(Data to use begins)
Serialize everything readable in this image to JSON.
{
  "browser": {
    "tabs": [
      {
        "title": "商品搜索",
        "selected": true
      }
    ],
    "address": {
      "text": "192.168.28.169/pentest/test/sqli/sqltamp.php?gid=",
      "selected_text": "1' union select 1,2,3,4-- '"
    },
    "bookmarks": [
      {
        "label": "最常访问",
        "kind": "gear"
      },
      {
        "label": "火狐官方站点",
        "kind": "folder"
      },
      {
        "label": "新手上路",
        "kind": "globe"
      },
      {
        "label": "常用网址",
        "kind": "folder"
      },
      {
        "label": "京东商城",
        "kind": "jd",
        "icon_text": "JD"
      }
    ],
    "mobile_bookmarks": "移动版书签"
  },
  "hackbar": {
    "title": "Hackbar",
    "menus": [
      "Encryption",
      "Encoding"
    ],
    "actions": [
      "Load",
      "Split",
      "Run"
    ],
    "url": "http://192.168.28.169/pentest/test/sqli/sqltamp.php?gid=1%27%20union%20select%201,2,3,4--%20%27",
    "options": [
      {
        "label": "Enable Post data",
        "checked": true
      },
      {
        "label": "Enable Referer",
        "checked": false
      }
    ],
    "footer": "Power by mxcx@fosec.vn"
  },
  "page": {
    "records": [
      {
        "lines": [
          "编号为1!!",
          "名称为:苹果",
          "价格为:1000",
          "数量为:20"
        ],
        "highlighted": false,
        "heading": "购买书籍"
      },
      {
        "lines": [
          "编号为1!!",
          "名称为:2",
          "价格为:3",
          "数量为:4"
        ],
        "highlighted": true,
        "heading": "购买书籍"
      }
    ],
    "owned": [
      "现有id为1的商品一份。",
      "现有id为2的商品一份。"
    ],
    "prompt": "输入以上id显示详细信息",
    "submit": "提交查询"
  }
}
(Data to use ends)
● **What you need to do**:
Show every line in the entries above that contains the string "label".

● **Response to this task**:
        "label": "最常访问",
        "label": "火狐官方站点",
        "label": "新手上路",
        "label": "常用网址",
        "label": "京东商城",
        "label": "Enable Post data",
        "label": "Enable Referer",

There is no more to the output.